[Element data from apps and pages]
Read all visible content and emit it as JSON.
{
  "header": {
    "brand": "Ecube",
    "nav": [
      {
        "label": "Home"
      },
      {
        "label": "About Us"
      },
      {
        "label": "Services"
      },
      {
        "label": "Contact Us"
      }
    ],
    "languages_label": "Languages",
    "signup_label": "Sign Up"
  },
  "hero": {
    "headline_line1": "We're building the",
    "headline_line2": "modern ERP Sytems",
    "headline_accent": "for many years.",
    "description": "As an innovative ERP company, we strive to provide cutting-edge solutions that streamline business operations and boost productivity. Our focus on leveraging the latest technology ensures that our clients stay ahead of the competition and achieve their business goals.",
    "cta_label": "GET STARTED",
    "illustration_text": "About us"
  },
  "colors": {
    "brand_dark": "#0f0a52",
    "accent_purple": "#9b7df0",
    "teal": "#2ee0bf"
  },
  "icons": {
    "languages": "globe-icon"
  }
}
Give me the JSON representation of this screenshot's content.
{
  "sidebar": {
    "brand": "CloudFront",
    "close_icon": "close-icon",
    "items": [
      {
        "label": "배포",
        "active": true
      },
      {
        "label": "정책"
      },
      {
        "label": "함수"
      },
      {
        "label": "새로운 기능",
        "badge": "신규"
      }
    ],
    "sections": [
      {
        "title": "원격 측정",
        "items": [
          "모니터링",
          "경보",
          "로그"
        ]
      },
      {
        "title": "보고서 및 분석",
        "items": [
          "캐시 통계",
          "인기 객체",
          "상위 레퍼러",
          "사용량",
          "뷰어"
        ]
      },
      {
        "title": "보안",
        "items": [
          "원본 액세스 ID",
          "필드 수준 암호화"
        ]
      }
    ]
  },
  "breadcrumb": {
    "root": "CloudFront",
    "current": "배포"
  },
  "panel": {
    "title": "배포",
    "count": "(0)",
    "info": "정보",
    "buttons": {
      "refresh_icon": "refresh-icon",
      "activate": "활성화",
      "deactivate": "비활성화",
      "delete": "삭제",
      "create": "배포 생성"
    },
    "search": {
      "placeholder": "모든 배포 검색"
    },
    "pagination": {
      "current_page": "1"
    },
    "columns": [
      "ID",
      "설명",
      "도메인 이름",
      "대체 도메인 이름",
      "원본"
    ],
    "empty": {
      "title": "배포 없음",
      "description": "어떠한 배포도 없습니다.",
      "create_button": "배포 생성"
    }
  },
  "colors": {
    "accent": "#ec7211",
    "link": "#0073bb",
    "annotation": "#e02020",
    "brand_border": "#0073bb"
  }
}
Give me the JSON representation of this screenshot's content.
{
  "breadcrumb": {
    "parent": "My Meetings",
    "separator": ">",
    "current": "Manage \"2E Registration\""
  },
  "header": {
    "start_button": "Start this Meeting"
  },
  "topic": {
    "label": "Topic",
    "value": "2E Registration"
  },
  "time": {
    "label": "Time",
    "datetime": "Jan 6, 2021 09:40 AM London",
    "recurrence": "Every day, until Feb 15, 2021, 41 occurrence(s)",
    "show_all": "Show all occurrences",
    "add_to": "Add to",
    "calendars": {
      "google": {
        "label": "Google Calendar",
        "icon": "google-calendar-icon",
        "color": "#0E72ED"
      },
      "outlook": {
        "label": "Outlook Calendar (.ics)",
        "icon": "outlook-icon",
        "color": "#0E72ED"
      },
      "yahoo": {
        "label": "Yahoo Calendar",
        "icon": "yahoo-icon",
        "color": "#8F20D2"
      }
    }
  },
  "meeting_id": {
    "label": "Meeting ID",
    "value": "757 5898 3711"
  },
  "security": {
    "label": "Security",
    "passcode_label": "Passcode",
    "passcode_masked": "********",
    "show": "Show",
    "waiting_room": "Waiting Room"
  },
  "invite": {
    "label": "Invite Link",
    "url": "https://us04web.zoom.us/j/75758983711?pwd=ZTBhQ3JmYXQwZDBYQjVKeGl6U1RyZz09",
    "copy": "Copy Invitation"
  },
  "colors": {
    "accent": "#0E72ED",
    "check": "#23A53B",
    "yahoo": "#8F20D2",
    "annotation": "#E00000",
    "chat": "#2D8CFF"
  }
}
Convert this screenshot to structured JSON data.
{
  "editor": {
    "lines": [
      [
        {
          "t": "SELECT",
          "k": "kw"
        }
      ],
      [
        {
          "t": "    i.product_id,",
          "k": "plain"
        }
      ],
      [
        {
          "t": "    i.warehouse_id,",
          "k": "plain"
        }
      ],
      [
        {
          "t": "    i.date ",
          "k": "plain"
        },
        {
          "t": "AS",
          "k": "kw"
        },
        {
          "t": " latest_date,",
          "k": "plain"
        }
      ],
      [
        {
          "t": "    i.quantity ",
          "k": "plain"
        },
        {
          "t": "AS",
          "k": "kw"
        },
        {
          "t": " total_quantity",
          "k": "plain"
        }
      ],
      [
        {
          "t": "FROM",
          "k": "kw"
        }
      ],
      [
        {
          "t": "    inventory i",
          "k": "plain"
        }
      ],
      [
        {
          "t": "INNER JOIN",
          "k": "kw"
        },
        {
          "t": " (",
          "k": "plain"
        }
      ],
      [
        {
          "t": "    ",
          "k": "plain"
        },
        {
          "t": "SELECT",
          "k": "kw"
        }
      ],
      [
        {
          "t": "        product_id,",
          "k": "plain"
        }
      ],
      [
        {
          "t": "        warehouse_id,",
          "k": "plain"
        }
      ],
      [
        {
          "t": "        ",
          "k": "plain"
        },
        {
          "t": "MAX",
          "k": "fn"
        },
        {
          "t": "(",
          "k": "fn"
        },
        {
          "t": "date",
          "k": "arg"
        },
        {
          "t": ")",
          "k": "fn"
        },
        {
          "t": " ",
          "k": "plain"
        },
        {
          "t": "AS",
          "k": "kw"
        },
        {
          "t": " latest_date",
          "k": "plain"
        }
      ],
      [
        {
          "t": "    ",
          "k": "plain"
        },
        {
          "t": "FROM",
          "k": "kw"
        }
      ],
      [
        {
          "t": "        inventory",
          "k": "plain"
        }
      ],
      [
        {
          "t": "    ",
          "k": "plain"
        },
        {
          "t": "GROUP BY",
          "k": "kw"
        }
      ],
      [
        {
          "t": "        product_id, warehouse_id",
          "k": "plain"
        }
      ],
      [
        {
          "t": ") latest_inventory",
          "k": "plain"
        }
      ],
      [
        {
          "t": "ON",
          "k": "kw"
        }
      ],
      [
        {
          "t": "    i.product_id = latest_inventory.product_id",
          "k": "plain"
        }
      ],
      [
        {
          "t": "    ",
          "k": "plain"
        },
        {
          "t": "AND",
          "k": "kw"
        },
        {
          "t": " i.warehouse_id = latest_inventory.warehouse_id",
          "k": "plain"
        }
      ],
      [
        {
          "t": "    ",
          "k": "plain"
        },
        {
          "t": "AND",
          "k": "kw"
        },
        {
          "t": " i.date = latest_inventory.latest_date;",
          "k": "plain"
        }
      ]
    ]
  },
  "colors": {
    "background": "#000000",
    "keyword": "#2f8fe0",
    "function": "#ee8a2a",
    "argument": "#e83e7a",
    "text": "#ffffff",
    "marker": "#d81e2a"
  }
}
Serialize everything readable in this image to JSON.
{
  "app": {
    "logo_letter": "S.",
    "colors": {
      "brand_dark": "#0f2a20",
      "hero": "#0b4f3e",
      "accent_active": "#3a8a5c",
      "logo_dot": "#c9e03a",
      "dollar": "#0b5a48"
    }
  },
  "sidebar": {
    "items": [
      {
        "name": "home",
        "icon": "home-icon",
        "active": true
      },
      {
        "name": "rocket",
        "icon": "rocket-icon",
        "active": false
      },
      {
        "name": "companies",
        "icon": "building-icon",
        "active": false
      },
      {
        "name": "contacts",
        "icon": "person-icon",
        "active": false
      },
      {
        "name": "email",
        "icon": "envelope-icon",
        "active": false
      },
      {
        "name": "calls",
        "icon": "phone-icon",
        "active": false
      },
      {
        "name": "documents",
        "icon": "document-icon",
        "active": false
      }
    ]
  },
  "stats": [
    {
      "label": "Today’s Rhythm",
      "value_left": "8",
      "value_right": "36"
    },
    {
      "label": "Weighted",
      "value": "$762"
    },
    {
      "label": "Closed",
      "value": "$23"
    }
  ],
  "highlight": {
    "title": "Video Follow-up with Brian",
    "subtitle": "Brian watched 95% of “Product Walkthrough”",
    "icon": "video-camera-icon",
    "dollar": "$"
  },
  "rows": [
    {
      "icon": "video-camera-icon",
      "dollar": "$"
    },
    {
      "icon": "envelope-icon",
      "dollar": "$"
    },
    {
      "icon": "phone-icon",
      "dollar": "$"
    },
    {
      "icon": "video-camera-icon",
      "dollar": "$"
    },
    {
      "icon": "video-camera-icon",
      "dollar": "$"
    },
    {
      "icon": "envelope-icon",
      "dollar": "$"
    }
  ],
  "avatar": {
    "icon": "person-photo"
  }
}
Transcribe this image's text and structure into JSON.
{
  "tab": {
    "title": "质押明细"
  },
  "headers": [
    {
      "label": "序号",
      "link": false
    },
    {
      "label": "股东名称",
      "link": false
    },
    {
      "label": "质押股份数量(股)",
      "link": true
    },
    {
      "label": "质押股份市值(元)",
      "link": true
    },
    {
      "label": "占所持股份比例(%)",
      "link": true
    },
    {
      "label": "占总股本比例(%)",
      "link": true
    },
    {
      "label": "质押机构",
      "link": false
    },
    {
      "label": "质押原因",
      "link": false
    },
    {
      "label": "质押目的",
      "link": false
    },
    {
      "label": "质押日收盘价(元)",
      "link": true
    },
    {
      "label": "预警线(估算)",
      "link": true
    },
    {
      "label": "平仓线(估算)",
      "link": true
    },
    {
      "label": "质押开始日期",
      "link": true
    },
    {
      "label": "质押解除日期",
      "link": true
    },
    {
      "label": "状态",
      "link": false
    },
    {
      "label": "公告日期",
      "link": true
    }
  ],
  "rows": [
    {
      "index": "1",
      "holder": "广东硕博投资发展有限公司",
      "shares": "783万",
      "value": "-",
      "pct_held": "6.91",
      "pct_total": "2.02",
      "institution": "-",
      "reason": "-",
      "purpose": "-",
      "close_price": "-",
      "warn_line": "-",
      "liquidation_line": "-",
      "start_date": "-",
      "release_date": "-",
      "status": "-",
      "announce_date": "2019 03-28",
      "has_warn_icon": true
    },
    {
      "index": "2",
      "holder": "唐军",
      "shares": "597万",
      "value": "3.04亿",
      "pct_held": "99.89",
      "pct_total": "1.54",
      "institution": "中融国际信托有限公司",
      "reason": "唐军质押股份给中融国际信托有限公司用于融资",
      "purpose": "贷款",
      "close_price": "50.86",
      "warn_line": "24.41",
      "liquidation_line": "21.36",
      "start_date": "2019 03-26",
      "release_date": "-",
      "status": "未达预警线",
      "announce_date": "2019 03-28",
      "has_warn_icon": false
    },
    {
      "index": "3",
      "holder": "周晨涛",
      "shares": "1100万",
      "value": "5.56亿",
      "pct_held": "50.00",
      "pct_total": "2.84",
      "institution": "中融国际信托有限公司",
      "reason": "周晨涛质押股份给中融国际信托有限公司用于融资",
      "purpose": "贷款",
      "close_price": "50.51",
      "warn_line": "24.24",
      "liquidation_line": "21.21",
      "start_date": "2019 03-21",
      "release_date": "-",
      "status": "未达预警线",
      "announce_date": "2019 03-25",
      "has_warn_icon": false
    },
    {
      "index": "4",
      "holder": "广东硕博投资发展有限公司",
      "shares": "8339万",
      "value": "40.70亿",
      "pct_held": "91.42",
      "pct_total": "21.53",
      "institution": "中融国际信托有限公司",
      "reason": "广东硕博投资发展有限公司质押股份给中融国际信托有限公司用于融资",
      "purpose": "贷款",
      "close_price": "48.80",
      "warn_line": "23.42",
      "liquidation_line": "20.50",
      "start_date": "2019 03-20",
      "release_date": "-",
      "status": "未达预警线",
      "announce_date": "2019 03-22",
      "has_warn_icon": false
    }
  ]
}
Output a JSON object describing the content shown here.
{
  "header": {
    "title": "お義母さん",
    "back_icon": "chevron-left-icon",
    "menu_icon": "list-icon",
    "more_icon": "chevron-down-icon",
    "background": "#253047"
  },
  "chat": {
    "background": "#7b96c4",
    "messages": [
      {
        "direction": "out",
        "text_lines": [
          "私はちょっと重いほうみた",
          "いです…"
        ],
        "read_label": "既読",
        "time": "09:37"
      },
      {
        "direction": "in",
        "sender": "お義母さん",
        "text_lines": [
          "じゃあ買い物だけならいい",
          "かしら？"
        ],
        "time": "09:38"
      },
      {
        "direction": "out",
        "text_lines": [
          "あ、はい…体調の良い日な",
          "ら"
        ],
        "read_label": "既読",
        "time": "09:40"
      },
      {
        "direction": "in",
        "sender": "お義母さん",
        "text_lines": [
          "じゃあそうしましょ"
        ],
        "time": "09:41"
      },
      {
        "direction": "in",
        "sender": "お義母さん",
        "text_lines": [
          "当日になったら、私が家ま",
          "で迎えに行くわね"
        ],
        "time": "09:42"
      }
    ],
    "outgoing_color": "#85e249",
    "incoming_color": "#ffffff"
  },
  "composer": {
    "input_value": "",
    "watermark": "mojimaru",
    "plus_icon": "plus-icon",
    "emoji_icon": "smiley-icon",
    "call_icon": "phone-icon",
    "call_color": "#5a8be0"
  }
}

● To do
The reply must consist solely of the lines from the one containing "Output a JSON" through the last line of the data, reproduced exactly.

● Response to the task
Output a JSON object describing the content shown here.
{
  "header": {
    "title": "お義母さん",
    "back_icon": "chevron-left-icon",
    "menu_icon": "list-icon",
    "more_icon": "chevron-down-icon",
    "background": "#253047"
  },
  "chat": {
    "background": "#7b96c4",
    "messages": [
      {
        "direction": "out",
        "text_lines": [
          "私はちょっと重いほうみた",
          "いです…"
        ],
        "read_label": "既読",
        "time": "09:37"
      },
      {
        "direction": "in",
        "sender": "お義母さん",
        "text_lines": [
          "じゃあ買い物だけならいい",
          "かしら？"
        ],
        "time": "09:38"
      },
      {
        "direction": "out",
        "text_lines": [
          "あ、はい…体調の良い日な",
          "ら"
        ],
        "read_label": "既読",
        "time": "09:40"
      },
      {
        "direction": "in",
        "sender": "お義母さん",
        "text_lines": [
          "じゃあそうしましょ"
        ],
        "time": "09:41"
      },
      {
        "direction": "in",
        "sender": "お義母さん",
        "text_lines": [
          "当日になったら、私が家ま",
          "で迎えに行くわね"
        ],
        "time": "09:42"
      }
    ],
    "outgoing_color": "#85e249",
    "incoming_color": "#ffffff"
  },
  "composer": {
    "input_value": "",
    "watermark": "mojimaru",
    "plus_icon": "plus-icon",
    "emoji_icon": "smiley-icon",
    "call_icon": "phone-icon",
    "call_color": "#5a8be0"
  }
}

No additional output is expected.